Theorem 2.1 (see [, Theorem 2.4])
if and only if
Theorem 2.2 (see [, Theorem 2.7])
(A1) hold and with on any subinterval of
has an infinite sequence of positive eigenvalues
given an arbitrary subinterval of , an eigenfunction that belongs to a sufficiently large eigenvalue changes its sign in that subinterval;
for each , the algebraic multiplicity of is 1.
Theorem 2.3 (see [, Theorem 2.8]) (Maximum principle)
then on .
Let with the norm . Let with its usual norm . By a positive solution of (1.2), we mean x is a solution of (1.2) with (i.e., in and ).
with the inner product
and the norm
. Further, define the linear operator
Then is a closed operator and is completely continuous.
Lemma 2.4 Let be the first eigenfunction of
, for all
, we get

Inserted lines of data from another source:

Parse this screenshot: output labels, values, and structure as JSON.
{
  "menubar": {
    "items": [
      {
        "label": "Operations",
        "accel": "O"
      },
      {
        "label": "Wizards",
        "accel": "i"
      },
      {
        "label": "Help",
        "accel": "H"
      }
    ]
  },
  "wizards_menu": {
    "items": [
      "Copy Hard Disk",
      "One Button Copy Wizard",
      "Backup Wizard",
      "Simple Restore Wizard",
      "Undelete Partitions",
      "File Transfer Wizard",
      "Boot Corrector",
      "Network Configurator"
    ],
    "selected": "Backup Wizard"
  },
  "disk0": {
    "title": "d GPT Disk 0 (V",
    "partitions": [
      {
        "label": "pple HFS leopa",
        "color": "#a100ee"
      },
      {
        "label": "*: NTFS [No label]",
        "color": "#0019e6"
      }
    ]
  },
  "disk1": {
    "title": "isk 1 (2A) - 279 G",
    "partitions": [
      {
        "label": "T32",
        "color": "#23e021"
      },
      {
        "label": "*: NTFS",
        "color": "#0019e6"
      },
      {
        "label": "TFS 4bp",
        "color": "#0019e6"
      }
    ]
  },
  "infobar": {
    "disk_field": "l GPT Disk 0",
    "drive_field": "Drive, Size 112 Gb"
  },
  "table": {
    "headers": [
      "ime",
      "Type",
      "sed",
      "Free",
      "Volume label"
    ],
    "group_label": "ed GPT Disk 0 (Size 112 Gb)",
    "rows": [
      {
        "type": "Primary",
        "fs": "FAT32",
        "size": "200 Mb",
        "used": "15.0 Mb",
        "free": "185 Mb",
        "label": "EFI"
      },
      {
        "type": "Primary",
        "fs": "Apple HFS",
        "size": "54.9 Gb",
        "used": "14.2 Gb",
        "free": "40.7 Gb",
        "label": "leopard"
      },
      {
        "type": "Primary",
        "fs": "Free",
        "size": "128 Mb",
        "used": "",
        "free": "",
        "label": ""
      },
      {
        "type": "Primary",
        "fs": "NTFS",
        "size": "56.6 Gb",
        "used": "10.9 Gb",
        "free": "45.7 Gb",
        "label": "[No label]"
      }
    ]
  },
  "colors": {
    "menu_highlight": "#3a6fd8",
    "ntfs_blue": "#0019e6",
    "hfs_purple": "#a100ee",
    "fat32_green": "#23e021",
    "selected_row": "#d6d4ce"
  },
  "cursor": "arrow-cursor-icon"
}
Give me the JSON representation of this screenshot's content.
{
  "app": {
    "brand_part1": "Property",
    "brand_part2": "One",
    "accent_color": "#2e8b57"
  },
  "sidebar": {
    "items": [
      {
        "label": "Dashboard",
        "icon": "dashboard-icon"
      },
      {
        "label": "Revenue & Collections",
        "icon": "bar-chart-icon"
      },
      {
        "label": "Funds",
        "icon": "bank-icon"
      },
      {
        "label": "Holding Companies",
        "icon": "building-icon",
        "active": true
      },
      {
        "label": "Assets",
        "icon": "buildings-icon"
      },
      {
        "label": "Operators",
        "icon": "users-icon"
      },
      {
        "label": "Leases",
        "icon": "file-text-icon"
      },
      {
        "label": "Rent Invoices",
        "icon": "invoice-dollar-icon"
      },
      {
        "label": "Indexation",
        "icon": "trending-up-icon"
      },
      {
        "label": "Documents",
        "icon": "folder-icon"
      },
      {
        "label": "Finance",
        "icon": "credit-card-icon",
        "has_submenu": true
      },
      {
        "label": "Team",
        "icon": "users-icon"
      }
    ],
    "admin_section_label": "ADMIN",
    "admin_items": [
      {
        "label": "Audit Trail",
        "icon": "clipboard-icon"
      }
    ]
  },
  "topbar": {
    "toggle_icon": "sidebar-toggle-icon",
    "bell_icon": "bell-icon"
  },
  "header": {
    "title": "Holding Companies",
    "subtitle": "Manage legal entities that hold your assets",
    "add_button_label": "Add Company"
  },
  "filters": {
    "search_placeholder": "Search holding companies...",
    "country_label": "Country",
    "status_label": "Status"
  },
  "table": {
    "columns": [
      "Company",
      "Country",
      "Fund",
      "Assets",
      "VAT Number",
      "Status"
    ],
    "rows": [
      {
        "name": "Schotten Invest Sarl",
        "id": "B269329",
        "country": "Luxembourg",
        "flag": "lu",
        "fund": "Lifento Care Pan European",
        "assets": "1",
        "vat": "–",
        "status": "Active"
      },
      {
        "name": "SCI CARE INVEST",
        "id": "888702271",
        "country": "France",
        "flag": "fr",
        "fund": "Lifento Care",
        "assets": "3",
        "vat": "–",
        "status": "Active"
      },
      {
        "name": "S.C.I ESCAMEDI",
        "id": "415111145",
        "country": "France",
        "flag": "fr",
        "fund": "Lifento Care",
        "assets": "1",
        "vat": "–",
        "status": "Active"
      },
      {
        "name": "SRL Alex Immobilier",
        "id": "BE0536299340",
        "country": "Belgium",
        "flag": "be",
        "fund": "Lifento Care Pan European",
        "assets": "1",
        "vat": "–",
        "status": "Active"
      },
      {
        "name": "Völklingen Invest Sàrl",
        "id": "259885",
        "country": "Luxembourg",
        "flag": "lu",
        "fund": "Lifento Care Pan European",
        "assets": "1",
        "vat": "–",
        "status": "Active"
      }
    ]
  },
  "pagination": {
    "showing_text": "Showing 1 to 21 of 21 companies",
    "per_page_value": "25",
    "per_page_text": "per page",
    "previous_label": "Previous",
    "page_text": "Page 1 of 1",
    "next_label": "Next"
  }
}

, we have
Integrating by parts, we obtain
be the closure of the set of positive solutions of the problem
We extend the function f
to a continuous function
, let x
be an arbitrary solution of the problem
Since for , we have for . Thus x is a nonnegative solution of (2.11), and the closure of the set of nontrivial solutions of (2.13) in is exactly Σ.
be the Nemytskii operator associated with the function
Then (2.13), with
, is equivalent to the operator equation
In the following, we shall apply the Leray-Schauder degree theory, mainly to the mapping
For , let , and let denote the degree of on with respect to 0.
Proof Suppose to the contrary that there exist sequences and in , in E, such that for all , then in .
. Now, from condition (H1), we have the following:
denote the nonnegative eigenfunctions corresponding to
, respectively. Then we have, from the first inequality in (2.19),
From Lemma 2.4, we have
, from (1.6) we have
By the fact that
, we conclude that
Combining this and (2.21) and letting
in (2.20), we get
Similarly, we deduce from the second inequality in (2.19) that
Thus, . This contradicts . □
Corollary 2.6 For and , .
Lemma 2.5, applied to the interval
, guarantees the existence of
such that for
Hence, for any
which ends the proof. □
Lemma 2.7 Suppose
. Then there exists such that with
where is the nonnegative eigenfunction corresponding to .
We assume to the contrary that there exist
and a sequence
, such that
, it follows that
has a unique decomposition
where and . Since on and , we have from (2.32) that .
By (H1), there exists
, there exists
Applying Lemma 2.4 and (2.37), it follows that
This contradicts (2.33). □
Corollary 2.8 For and , .
is the number asserted in Lemma 2.7. As
is bounded in
, there exists
. By Lemma 2.7, one has
Now, using Theorem A, we may prove the following.
Proposition 2.9 is a bifurcation interval from the trivial solution for
(2.15). There exists an unbounded component C of a positive solution of
(2.15), which meets
, let us take that
. It is easy to check that for
, all of the conditions of Theorem A are satisfied. So, there exists a connected component
of solutions of (2.15) containing
, and either
is unbounded, or
By Lemma 2.5, the case (ii) cannot occur. Thus is unbounded bifurcated from in . Furthermore, we have from Lemma 2.5 that for any closed interval , if , then in E is impossible. So, must be bifurcated from in . □